"That's absolutely not the case and it never has been. But you can't control what's on social media. The ignorance there is staggering."
It's not the first time the GAA has had to contend with allegations that it is money obsessed, or with unflattering sobriquets like 'Grab All Association'. In 2014, Independent TD Clare Daly used that term - already in wide use on social media - to describe the GAA's renting of the former Columb Barracks in Mullingar, Co Westmeath.
Donnchadh O'Neill says reputational damage has been done, but the GAA has to act soon to ensure its brand remains strong.
"In Ireland, we're seeing reform to varying degrees of effectiveness of our oldest institutions, banking, healthcare, the church," he says, "and the GAA needs to get with that.

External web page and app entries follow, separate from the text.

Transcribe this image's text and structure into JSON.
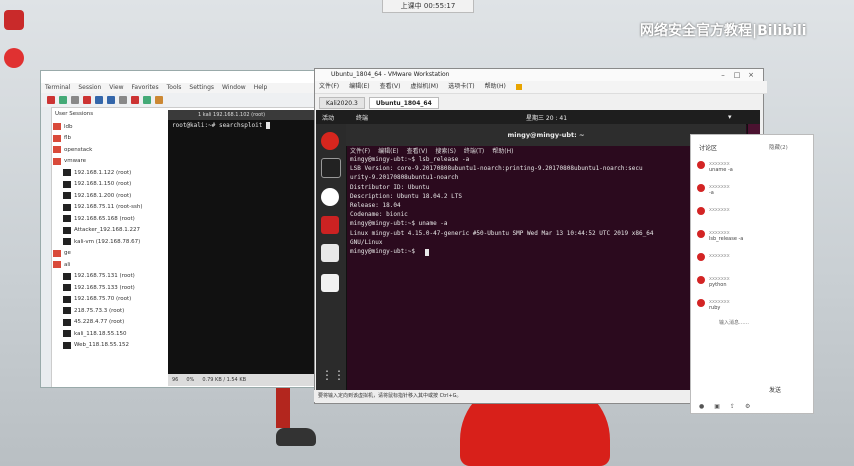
{
  "desktop": {
    "banner": "上课中 00:55:17",
    "watermark": "网络安全官方教程|Bilibili",
    "icons": [
      "app-icon-red",
      "app-icon-red-2",
      "app-icon-small"
    ]
  },
  "xshell": {
    "menu": [
      "Terminal",
      "Session",
      "View",
      "Favorites",
      "Tools",
      "Settings",
      "Window",
      "Help"
    ],
    "tree_header": "User Sessions",
    "tree": [
      {
        "label": "ldb",
        "type": "folder"
      },
      {
        "label": "flb",
        "type": "folder"
      },
      {
        "label": "openstack",
        "type": "folder"
      },
      {
        "label": "vmware",
        "type": "folder"
      },
      {
        "label": "192.168.1.122 (root)",
        "type": "session"
      },
      {
        "label": "192.168.1.150 (root)",
        "type": "session"
      },
      {
        "label": "192.168.1.200 (root)",
        "type": "session"
      },
      {
        "label": "192.168.75.11 (root-ssh)",
        "type": "session"
      },
      {
        "label": "192.168.65.168 (root)",
        "type": "session"
      },
      {
        "label": "Attacker_192.168.1.227",
        "type": "session"
      },
      {
        "label": "kali-vm (192.168.78.67)",
        "type": "session"
      },
      {
        "label": "ge",
        "type": "folder"
      },
      {
        "label": "ali",
        "type": "folder"
      },
      {
        "label": "192.168.75.131 (root)",
        "type": "session"
      },
      {
        "label": "192.168.75.133 (root)",
        "type": "session"
      },
      {
        "label": "192.168.75.70 (root)",
        "type": "session"
      },
      {
        "label": "218.75.73.3 (root)",
        "type": "session"
      },
      {
        "label": "45.228.4.77 (root)",
        "type": "session"
      },
      {
        "label": "kali_118.18.55.150",
        "type": "session"
      },
      {
        "label": "Web_118.18.55.152",
        "type": "session"
      }
    ],
    "terminal_tab": "1 kali 192.168.1.102 (root)",
    "prompt": "root@kali:~# searchsploit ",
    "status": [
      "96",
      "0%",
      "0.79 KB / 1.54 KB"
    ]
  },
  "vmware": {
    "title": "Ubuntu_1804_64 - VMware Workstation",
    "menu": [
      "文件(F)",
      "编辑(E)",
      "查看(V)",
      "虚拟机(M)",
      "选项卡(T)",
      "帮助(H)"
    ],
    "tabs": [
      {
        "label": "Kali2020.3",
        "active": false
      },
      {
        "label": "Ubuntu_1804_64",
        "active": true
      }
    ],
    "statusbar": "要将输入定向到该虚拟机，请将鼠标指针移入其中或按 Ctrl+G。"
  },
  "ubuntu": {
    "activities": "活动",
    "app": "终端",
    "clock": "星期三 20 : 41",
    "term_title": "mingy@mingy-ubt: ~",
    "term_menu": [
      "文件(F)",
      "编辑(E)",
      "查看(V)",
      "搜索(S)",
      "终端(T)",
      "帮助(H)"
    ],
    "lines": [
      "mingy@mingy-ubt:~$ lsb_release -a",
      "LSB Version:     core-9.20170808ubuntu1-noarch:printing-9.20170808ubuntu1-noarch:secu",
      "urity-9.20170808ubuntu1-noarch",
      "Distributor ID:  Ubuntu",
      "Description:     Ubuntu 18.04.2 LTS",
      "Release:         18.04",
      "Codename:        bionic",
      "mingy@mingy-ubt:~$ uname -a",
      "Linux mingy-ubt 4.15.0-47-generic #50-Ubuntu SMP Wed Mar 13 10:44:52 UTC 2019 x86_64",
      "GNU/Linux",
      "mingy@mingy-ubt:~$ "
    ]
  },
  "chat": {
    "title": "讨论区",
    "title_right": "隐藏(2)",
    "messages": [
      {
        "name": "xxxxxxx",
        "text": "uname -a"
      },
      {
        "name": "xxxxxxx",
        "text": "-a"
      },
      {
        "name": "xxxxxxx",
        "text": ""
      },
      {
        "name": "xxxxxxx",
        "text": "lsb_release -a"
      },
      {
        "name": "xxxxxxx",
        "text": ""
      },
      {
        "name": "xxxxxxx",
        "text": "python"
      },
      {
        "name": "xxxxxxx",
        "text": "ruby"
      }
    ],
    "input_hint": "输入消息……",
    "send": "发送",
    "bottom_icons": [
      "mic-icon",
      "video-icon",
      "share-icon",
      "settings-icon"
    ]
  }
}
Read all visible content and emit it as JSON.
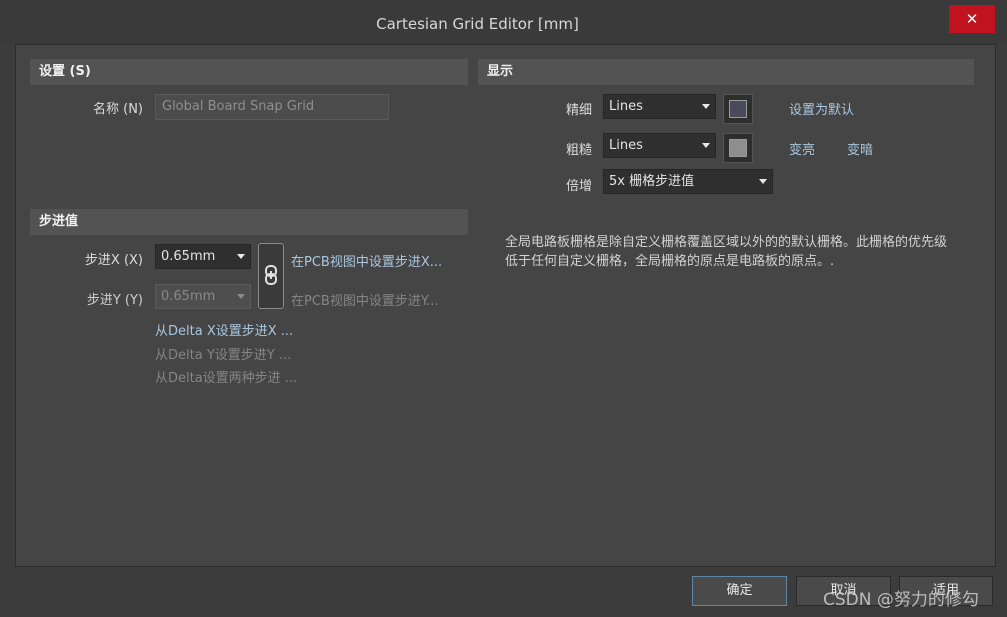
{
  "window": {
    "title": "Cartesian Grid Editor [mm]",
    "close_label": "✕"
  },
  "settings": {
    "header": "设置 (S)",
    "name_label": "名称 (N)",
    "name_value": "Global Board Snap Grid"
  },
  "step": {
    "header": "步进值",
    "x_label": "步进X (X)",
    "x_value": "0.65mm",
    "y_label": "步进Y (Y)",
    "y_value": "0.65mm",
    "set_x_from_pcb": "在PCB视图中设置步进X...",
    "set_y_from_pcb": "在PCB视图中设置步进Y...",
    "from_delta_x": "从Delta X设置步进X ...",
    "from_delta_y": "从Delta Y设置步进Y ...",
    "from_delta_both": "从Delta设置两种步进 ..."
  },
  "display": {
    "header": "显示",
    "fine_label": "精细",
    "fine_value": "Lines",
    "fine_color": "#4a4a5a",
    "coarse_label": "粗糙",
    "coarse_value": "Lines",
    "coarse_color": "#8e8e8e",
    "multiplier_label": "倍增",
    "multiplier_value": "5x 栅格步进值",
    "set_default": "设置为默认",
    "lighter": "变亮",
    "darker": "变暗",
    "description": "全局电路板栅格是除自定义栅格覆盖区域以外的的默认栅格。此栅格的优先级低于任何自定义栅格，全局栅格的原点是电路板的原点。."
  },
  "footer": {
    "ok": "确定",
    "cancel": "取消",
    "apply": "适用"
  },
  "watermark": "CSDN @努力的修勾"
}
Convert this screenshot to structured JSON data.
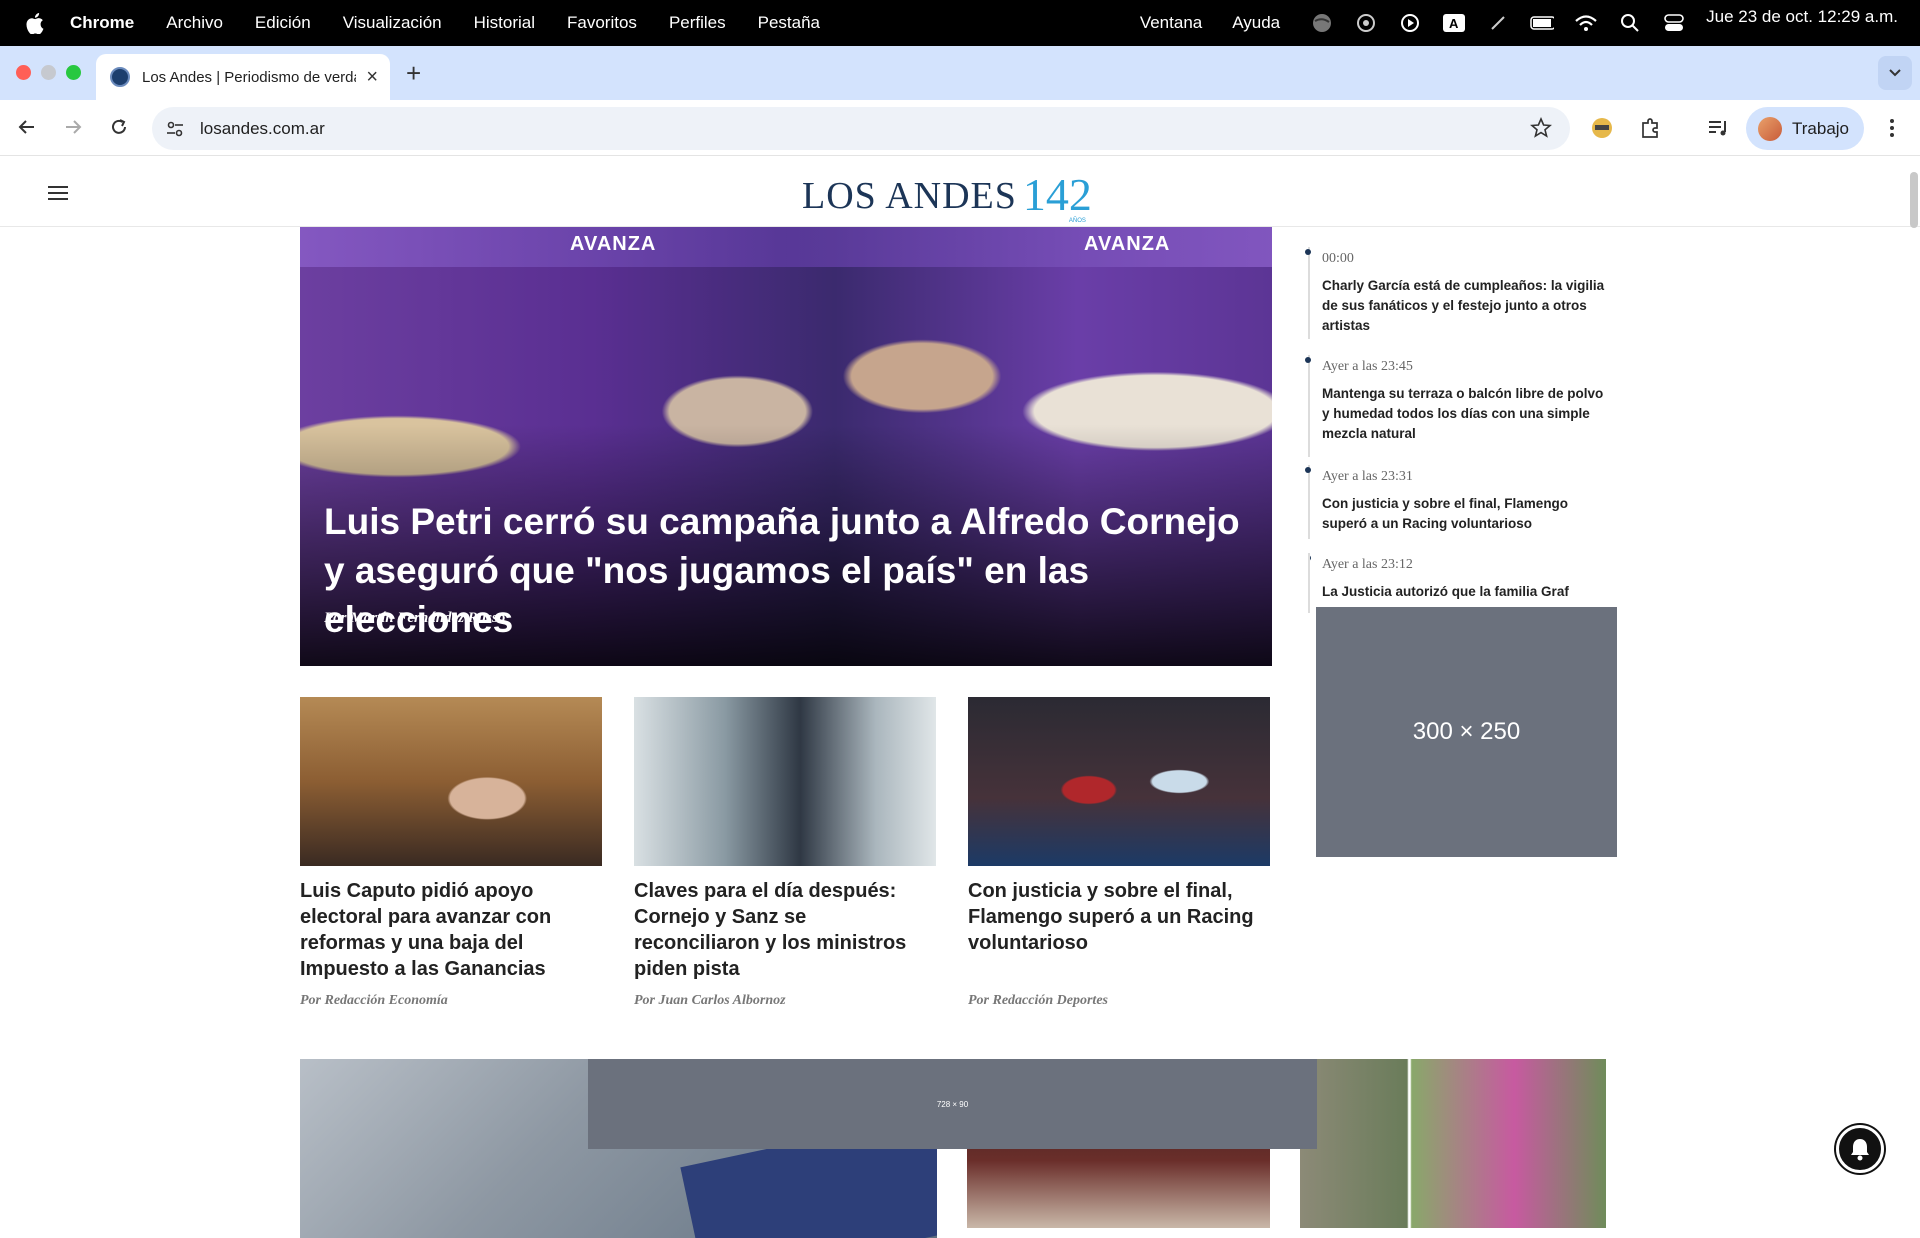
{
  "menubar": {
    "app": "Chrome",
    "items": [
      "Archivo",
      "Edición",
      "Visualización",
      "Historial",
      "Favoritos",
      "Perfiles",
      "Pestaña"
    ],
    "right_items": [
      "Ventana",
      "Ayuda"
    ],
    "clock": "Jue 23 de oct.  12:29 a.m."
  },
  "browser": {
    "tab_title": "Los Andes | Periodismo de verdad",
    "url": "losandes.com.ar",
    "profile_label": "Trabajo"
  },
  "site": {
    "logo_text": "LOS ANDES",
    "logo_number": "142",
    "logo_sub": "AÑOS"
  },
  "hero": {
    "banner_text_1": "AVANZA",
    "banner_text_2": "AVANZA",
    "headline": "Luis Petri cerró su campaña junto a Alfredo Cornejo y aseguró que \"nos jugamos el país\" en las elecciones",
    "byline": "Por Martín Fernández Russo"
  },
  "cards": [
    {
      "title": "Luis Caputo pidió apoyo electoral para avanzar con reformas y una baja del Impuesto a las Ganancias",
      "byline": "Por Redacción Economía"
    },
    {
      "title": "Claves para el día después: Cornejo y Sanz se reconciliaron y los ministros piden pista",
      "byline": "Por Juan Carlos Albornoz"
    },
    {
      "title": "Con justicia y sobre el final, Flamengo superó a un Racing voluntarioso",
      "byline": "Por Redacción Deportes"
    }
  ],
  "feed": [
    {
      "time": "00:00",
      "text": "Charly García está de cumpleaños: la vigilia de sus fanáticos y el festejo junto a otros artistas"
    },
    {
      "time": "Ayer a las 23:45",
      "text": "Mantenga su terraza o balcón libre de polvo y humedad todos los días con una simple mezcla natural"
    },
    {
      "time": "Ayer a las 23:31",
      "text": "Con justicia y sobre el final, Flamengo superó a un Racing voluntarioso"
    },
    {
      "time": "Ayer a las 23:12",
      "text": "La Justicia autorizó que la familia Graf"
    }
  ],
  "ads": {
    "side_label": "300 × 250",
    "leader_label": "728 × 90"
  }
}
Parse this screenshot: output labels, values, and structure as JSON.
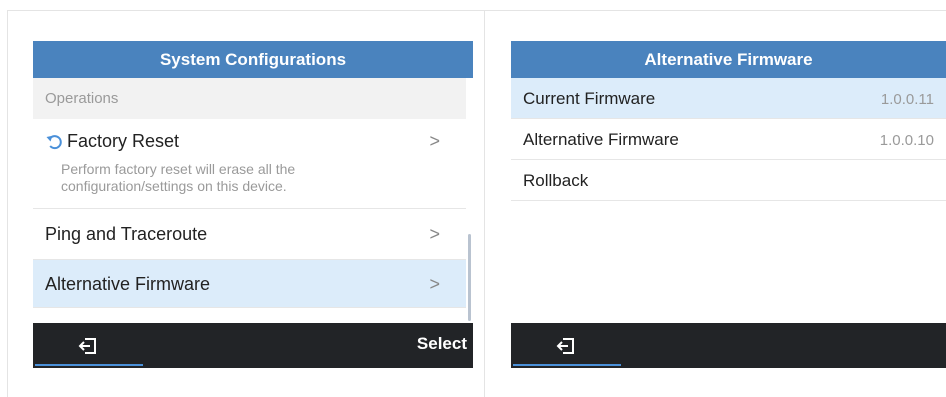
{
  "left_screen": {
    "title": "System Configurations",
    "section_header": "Operations",
    "items": [
      {
        "label": "Factory Reset",
        "icon": "reset-icon",
        "description": "Perform factory reset will erase all the configuration/settings on this device.",
        "chevron": ">"
      },
      {
        "label": "Ping and Traceroute",
        "chevron": ">"
      },
      {
        "label": "Alternative Firmware",
        "chevron": ">",
        "selected": true
      }
    ],
    "softkeys": {
      "back_icon": "exit-icon",
      "select_label": "Select"
    }
  },
  "right_screen": {
    "title": "Alternative Firmware",
    "items": [
      {
        "label": "Current Firmware",
        "value": "1.0.0.11",
        "selected": true
      },
      {
        "label": "Alternative Firmware",
        "value": "1.0.0.10"
      },
      {
        "label": "Rollback",
        "value": ""
      }
    ],
    "softkeys": {
      "back_icon": "exit-icon"
    }
  },
  "colors": {
    "titlebar": "#4a83be",
    "selected_row": "#dcecfa",
    "softbar": "#222427",
    "accent_underline": "#4a90d9"
  }
}
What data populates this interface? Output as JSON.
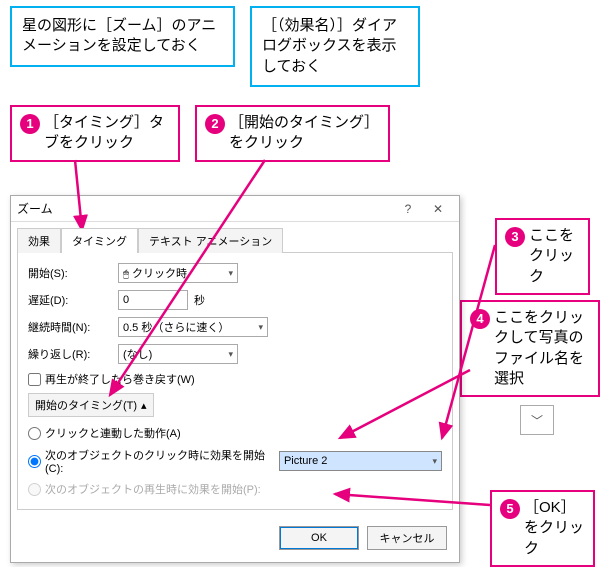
{
  "callouts_top": {
    "left": "星の図形に［ズーム］のアニメーションを設定しておく",
    "right": "［（効果名）］ダイアログボックスを表示しておく"
  },
  "steps": {
    "s1": "［タイミング］タブをクリック",
    "s2": "［開始のタイミング］をクリック",
    "s3": "ここをクリック",
    "s4": "ここをクリックして写真のファイル名を選択",
    "s5": "［OK］をクリック"
  },
  "dialog": {
    "title": "ズーム",
    "tabs": {
      "effect": "効果",
      "timing": "タイミング",
      "text": "テキスト アニメーション"
    },
    "start_label": "開始(S):",
    "start_value": "クリック時",
    "delay_label": "遅延(D):",
    "delay_value": "0",
    "delay_unit": "秒",
    "duration_label": "継続時間(N):",
    "duration_value": "0.5 秒（さらに速く）",
    "repeat_label": "繰り返し(R):",
    "repeat_value": "(なし)",
    "rewind_label": "再生が終了したら巻き戻す(W)",
    "trigger_btn": "開始のタイミング(T)",
    "radio1": "クリックと連動した動作(A)",
    "radio2": "次のオブジェクトのクリック時に効果を開始(C):",
    "radio3": "次のオブジェクトの再生時に効果を開始(P):",
    "trigger_value": "Picture 2",
    "ok": "OK",
    "cancel": "キャンセル"
  }
}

The reform needs to come from the top down. We've a brand new president and chief executive in the GAA and there's a lot of scope to take the learnings from the last few months and move on from here.
"When they opened Croke Park [to other sports], the sky didn't fall in and life goes on. But all that seems a little bit quaint now and it's clear that the GAA didn't move decisively to keep progress going. They need to start doing that now."
Peter Quinn was president of the GAA in the early 1990s. His tenure is remembered for laying the foundations of what would become the revamped Croke Park we know today - Europe's fourth-largest stadium. But some remember him as the president who said no to that RDS double-header. Years later, then GAA PRO Danny Lynch recalled telling Quinn that "from a PR perspective, [refusing to give the go-ahead] it was the wrong thing to do. Your presidency will be remembered for this and nothing else."
The current incumbent John Horan - Dublin's first president since 1924 - is likely to be acutely aware of how the Liam Miller-Páirc Uí Chaoimh controversy will impact on how his tenure is regarded in the years to come. The clock is ticking.